WHAT THE TASK REQUIRES
Before you finish, make sure each line of the records has been retyped exactly.

Website and app data records:
☆ ☆ ☆

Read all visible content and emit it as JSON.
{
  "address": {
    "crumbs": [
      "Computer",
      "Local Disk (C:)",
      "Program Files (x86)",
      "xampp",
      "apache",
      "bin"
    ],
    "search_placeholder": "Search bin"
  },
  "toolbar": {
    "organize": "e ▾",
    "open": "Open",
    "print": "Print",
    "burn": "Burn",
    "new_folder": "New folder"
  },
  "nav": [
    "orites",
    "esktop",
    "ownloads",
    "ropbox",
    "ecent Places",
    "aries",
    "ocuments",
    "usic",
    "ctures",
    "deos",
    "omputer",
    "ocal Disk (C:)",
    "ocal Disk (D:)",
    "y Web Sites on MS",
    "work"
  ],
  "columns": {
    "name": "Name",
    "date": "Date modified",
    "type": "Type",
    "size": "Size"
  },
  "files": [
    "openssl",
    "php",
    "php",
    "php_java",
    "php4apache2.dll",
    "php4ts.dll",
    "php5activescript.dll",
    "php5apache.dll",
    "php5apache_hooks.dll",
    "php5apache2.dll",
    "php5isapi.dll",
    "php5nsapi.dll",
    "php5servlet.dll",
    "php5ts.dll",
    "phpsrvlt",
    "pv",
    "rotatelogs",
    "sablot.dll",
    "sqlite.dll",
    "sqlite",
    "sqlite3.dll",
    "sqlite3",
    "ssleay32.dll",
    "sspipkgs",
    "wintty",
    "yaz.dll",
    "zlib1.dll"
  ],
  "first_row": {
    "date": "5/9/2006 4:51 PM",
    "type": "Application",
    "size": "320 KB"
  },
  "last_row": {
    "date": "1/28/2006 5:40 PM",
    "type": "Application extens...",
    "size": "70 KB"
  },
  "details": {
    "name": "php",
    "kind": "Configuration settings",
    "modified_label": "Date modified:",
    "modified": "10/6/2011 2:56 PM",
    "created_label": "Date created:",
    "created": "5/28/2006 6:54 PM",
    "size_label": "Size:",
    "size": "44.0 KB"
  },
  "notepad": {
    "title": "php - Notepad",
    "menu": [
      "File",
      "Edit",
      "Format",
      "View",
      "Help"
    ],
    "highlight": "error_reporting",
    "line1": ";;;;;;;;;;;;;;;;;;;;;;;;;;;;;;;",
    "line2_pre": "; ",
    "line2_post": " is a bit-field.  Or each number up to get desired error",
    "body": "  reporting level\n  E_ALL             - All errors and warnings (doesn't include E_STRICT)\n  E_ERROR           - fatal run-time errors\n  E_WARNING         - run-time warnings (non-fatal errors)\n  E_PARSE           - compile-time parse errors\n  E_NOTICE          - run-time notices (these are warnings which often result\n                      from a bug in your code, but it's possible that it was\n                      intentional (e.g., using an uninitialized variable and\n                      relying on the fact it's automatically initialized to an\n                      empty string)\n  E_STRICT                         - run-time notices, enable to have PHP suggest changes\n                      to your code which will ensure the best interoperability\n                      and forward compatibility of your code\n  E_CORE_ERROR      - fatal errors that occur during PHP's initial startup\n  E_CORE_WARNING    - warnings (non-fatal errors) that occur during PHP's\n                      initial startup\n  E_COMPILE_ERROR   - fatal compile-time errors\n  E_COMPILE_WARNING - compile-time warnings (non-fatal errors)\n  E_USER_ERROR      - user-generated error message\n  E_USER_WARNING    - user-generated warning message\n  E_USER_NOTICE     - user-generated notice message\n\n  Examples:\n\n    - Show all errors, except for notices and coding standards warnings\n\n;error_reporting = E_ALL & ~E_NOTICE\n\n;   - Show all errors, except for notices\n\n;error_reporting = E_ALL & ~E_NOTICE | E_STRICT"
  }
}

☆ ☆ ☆

WRITTEN RESPONSE
Read all visible content and emit it as JSON.
{
  "address": {
    "crumbs": [
      "Computer",
      "Local Disk (C:)",
      "Program Files (x86)",
      "xampp",
      "apache",
      "bin"
    ],
    "search_placeholder": "Search bin"
  },
  "toolbar": {
    "organize": "e ▾",
    "open": "Open",
    "print": "Print",
    "burn": "Burn",
    "new_folder": "New folder"
  },
  "nav": [
    "orites",
    "esktop",
    "ownloads",
    "ropbox",
    "ecent Places",
    "aries",
    "ocuments",
    "usic",
    "ctures",
    "deos",
    "omputer",
    "ocal Disk (C:)",
    "ocal Disk (D:)",
    "y Web Sites on MS",
    "work"
  ],
  "columns": {
    "name": "Name",
    "date": "Date modified",
    "type": "Type",
    "size": "Size"
  },
  "files": [
    "openssl",
    "php",
    "php",
    "php_java",
    "php4apache2.dll",
    "php4ts.dll",
    "php5activescript.dll",
    "php5apache.dll",
    "php5apache_hooks.dll",
    "php5apache2.dll",
    "php5isapi.dll",
    "php5nsapi.dll",
    "php5servlet.dll",
    "php5ts.dll",
    "phpsrvlt",
    "pv",
    "rotatelogs",
    "sablot.dll",
    "sqlite.dll",
    "sqlite",
    "sqlite3.dll",
    "sqlite3",
    "ssleay32.dll",
    "sspipkgs",
    "wintty",
    "yaz.dll",
    "zlib1.dll"
  ],
  "first_row": {
    "date": "5/9/2006 4:51 PM",
    "type": "Application",
    "size": "320 KB"
  },
  "last_row": {
    "date": "1/28/2006 5:40 PM",
    "type": "Application extens...",
    "size": "70 KB"
  },
  "details": {
    "name": "php",
    "kind": "Configuration settings",
    "modified_label": "Date modified:",
    "modified": "10/6/2011 2:56 PM",
    "created_label": "Date created:",
    "created": "5/28/2006 6:54 PM",
    "size_label": "Size:",
    "size": "44.0 KB"
  },
  "notepad": {
    "title": "php - Notepad",
    "menu": [
      "File",
      "Edit",
      "Format",
      "View",
      "Help"
    ],
    "highlight": "error_reporting",
    "line1": ";;;;;;;;;;;;;;;;;;;;;;;;;;;;;;;",
    "line2_pre": "; ",
    "line2_post": " is a bit-field.  Or each number up to get desired error",
    "body": "  reporting level\n  E_ALL             - All errors and warnings (doesn't include E_STRICT)\n  E_ERROR           - fatal run-time errors\n  E_WARNING         - run-time warnings (non-fatal errors)\n  E_PARSE           - compile-time parse errors\n  E_NOTICE          - run-time notices (these are warnings which often result\n                      from a bug in your code, but it's possible that it was\n                      intentional (e.g., using an uninitialized variable and\n                      relying on the fact it's automatically initialized to an\n                      empty string)\n  E_STRICT                         - run-time notices, enable to have PHP suggest changes\n                      to your code which will ensure the best interoperability\n                      and forward compatibility of your code\n  E_CORE_ERROR      - fatal errors that occur during PHP's initial startup\n  E_CORE_WARNING    - warnings (non-fatal errors) that occur during PHP's\n                      initial startup\n  E_COMPILE_ERROR   - fatal compile-time errors\n  E_COMPILE_WARNING - compile-time warnings (non-fatal errors)\n  E_USER_ERROR      - user-generated error message\n  E_USER_WARNING    - user-generated warning message\n  E_USER_NOTICE     - user-generated notice message\n\n  Examples:\n\n    - Show all errors, except for notices and coding standards warnings\n\n;error_reporting = E_ALL & ~E_NOTICE\n\n;   - Show all errors, except for notices\n\n;error_reporting = E_ALL & ~E_NOTICE | E_STRICT"
  }
}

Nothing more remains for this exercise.